[PROBLEM TO SOLVE]
The answer must consist of every line in the records that contains the word "Injured".

[[ DATA PROVIDED, beginning ]]

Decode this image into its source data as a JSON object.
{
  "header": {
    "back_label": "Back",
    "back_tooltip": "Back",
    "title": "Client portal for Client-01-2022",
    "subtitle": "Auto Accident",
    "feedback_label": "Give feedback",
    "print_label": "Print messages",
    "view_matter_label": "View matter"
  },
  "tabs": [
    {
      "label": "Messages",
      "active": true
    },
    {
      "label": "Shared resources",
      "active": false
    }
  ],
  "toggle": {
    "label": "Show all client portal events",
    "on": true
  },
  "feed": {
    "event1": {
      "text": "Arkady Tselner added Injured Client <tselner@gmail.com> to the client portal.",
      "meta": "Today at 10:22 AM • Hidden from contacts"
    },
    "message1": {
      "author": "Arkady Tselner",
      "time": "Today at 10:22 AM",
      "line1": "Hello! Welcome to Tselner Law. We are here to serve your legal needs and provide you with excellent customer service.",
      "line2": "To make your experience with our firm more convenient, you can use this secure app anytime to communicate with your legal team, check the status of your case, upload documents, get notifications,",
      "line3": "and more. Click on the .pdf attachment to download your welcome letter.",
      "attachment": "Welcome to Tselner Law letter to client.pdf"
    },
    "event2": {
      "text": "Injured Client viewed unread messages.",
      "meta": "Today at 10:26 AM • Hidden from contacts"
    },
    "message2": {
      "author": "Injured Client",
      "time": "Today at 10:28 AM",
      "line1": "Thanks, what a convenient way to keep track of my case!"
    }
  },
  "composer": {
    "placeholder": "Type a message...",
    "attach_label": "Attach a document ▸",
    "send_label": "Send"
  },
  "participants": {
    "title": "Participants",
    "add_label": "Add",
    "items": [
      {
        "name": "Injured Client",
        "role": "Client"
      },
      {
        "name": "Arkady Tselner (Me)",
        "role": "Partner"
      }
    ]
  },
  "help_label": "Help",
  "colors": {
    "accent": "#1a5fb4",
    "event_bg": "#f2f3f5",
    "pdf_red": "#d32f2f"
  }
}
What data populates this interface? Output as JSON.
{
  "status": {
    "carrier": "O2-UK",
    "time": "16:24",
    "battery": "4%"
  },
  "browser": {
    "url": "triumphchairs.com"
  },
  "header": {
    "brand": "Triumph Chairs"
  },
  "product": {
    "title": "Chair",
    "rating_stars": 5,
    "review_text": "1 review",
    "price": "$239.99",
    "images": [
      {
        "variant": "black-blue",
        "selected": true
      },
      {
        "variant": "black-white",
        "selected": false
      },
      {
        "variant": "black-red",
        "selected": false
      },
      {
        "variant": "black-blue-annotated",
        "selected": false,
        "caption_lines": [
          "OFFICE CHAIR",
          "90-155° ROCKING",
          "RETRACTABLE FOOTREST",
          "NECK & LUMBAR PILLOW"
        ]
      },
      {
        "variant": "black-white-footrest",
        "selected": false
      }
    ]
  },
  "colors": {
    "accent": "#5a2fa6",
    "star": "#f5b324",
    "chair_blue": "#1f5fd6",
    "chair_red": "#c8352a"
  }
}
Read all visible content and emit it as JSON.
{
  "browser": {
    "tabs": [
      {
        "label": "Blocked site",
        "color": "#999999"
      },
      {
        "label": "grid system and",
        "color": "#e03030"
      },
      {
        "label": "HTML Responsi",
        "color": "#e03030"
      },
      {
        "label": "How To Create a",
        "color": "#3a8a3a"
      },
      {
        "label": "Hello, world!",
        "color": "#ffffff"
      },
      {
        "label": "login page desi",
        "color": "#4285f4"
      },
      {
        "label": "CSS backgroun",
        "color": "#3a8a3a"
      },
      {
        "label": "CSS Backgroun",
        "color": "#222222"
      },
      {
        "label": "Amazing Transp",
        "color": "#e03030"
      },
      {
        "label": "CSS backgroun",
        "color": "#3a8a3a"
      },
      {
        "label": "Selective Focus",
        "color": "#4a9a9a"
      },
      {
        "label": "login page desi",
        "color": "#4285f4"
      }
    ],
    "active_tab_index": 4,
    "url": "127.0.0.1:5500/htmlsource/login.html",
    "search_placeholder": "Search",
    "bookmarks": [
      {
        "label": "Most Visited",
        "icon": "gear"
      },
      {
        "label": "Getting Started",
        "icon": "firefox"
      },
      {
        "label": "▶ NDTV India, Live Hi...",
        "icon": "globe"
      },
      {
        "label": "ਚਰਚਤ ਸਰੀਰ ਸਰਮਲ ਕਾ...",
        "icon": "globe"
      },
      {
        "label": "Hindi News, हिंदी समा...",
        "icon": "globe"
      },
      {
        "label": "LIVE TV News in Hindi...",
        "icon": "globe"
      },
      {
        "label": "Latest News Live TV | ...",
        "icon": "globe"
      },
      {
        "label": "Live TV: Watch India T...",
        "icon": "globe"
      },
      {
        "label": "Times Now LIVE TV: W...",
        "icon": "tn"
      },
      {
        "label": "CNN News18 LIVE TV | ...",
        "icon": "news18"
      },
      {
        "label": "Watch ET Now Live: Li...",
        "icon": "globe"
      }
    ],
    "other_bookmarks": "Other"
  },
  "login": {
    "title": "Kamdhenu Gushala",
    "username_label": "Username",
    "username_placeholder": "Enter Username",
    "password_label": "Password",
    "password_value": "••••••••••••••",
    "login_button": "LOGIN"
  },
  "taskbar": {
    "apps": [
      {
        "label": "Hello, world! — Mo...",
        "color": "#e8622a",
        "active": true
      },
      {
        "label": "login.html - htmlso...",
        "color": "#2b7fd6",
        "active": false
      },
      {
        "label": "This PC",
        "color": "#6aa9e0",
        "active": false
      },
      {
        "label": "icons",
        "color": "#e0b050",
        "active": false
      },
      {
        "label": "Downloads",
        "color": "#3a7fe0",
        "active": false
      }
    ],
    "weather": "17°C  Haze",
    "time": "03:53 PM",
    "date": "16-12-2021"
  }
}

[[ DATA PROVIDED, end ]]

[TASK SOLUTION]
      "text": "Arkady Tselner added Injured Client <tselner@gmail.com> to the client portal.",
      "text": "Injured Client viewed unread messages.",
      "author": "Injured Client",
        "name": "Injured Client",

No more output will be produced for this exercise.